  • Despite sentiments from Knicks players of continuing a run at the postseason, Tommy Beer of Basketball Insiders opines that the team should sell at the deadline. Beer writes that while getting Porzingis and Frank Ntilikina playoff experience would be beneficial, it should not come at the cost of acquiring assets for the future.
  • Jeremy Lins season-ending ruptured patellar tendon on opening night derailed a lot of optimism for the Nets at the season’s onset. While injuries have limited Lin to just 37 games in his first two seasons in Brooklyn, he’s expected to recover in time for Nets training camp next season, ESPN’s Ohm Youngmisuk writes.
  • The Celtics agreed to a deal with Greg Monroe on Friday but the team may be waiting for a corresponding trade before making the signing official, tweets Mark Murphy of the Boston Herald.

Celtics Notes: Smart, Rozier, Nader, Monroe

The emergence of Terry Rozier may affect the Celtics’ willingness to trade Marcus Smart, writes A. Sherrod Blakely of NBC Sports Boston. Rozier posted a triple-double earlier this week in his first NBA start, then followed that with a 31-point game.

Smart took over as Boston’s primary defensive stopper on the wing after Avery Bradley was traded to Detroit during the offseason. He has excelled in that role, posting the league’s second highest defensive rating of 98.9 among players averaging at least 30 minutes per game. But Smart will be a restricted free agent this summer, and the Celtics may be reluctant to match a sizable offer for someone who will be sharing time with Rozier.

There’s more today out of Boston:

  • Smart expects to remain out until after the All-Star break with a hand laceration he received by punching a glass picture frame, relays Taylor Snow of NBA.com. Smart, who was angry about misfiring on a potential game-winning shot against the Lakers in a January 23 game, suffered a cut that required 20 stitches. “Being a competitor, missing the last shot, you kind of get upset with yourself,” Smart said. “You rethink about that night and what you could’ve done differently. You kind of replay everything in your head. As a competitor you want to make every shot, especially with the game on the line, and we fell short.

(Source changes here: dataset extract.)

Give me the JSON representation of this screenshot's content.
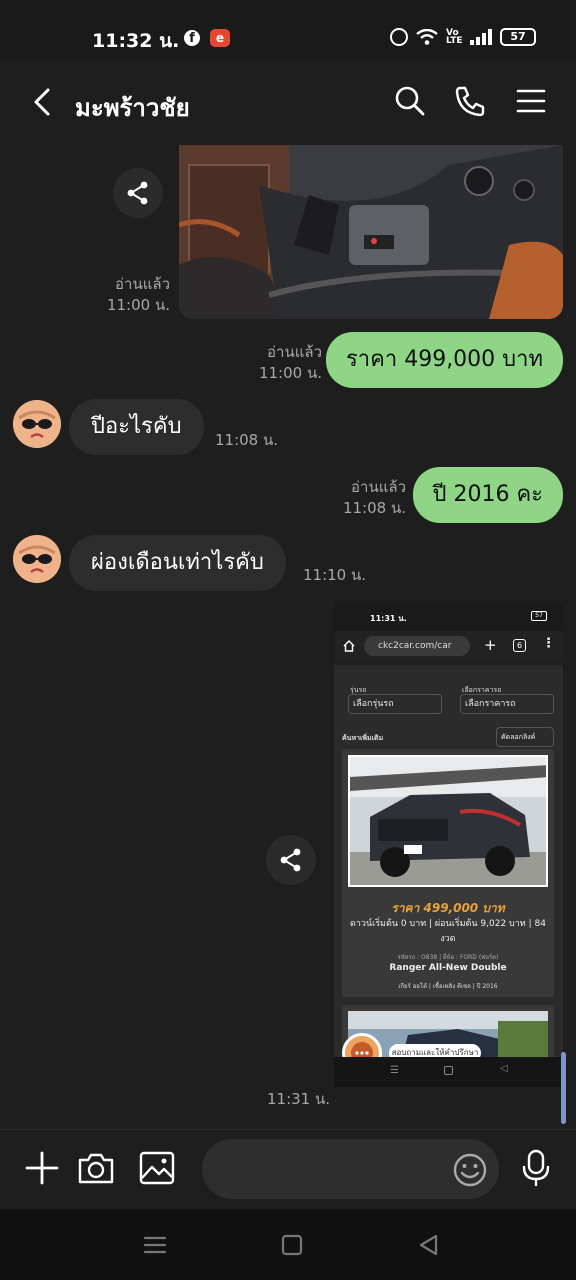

So it was just a lot of frustration about my play as well.”
  • The younger Celtics are taking advantage of increased playing time with Kyrie Irving sidelined by a right quadriceps injury, Blakely writes in a separate story. Rozier has been the obvious beneficiary, but rookie forward Abdel Nader has also been making some important plays. “I just think when you’re young and you get the opportunity to play, it’s great experience when you have the responsibility of the game on your shoulders instead of just, you know, when you increase your minutes played,” said Celtics coach Brad Stevens.
  • Once free agent Greg Monroe formally signs, he will make the Celtics the clear favorite in the Eastern Conference, Blakely adds in another piece. The veteran center announced his plans to come to Boston after agreeing to a buyout with the Suns earlier this week. He cleared waivers Saturday and is expected to sign soon. Blakely notes that Monroe will give the Celtics the additional size and inside scoring that they have been needing.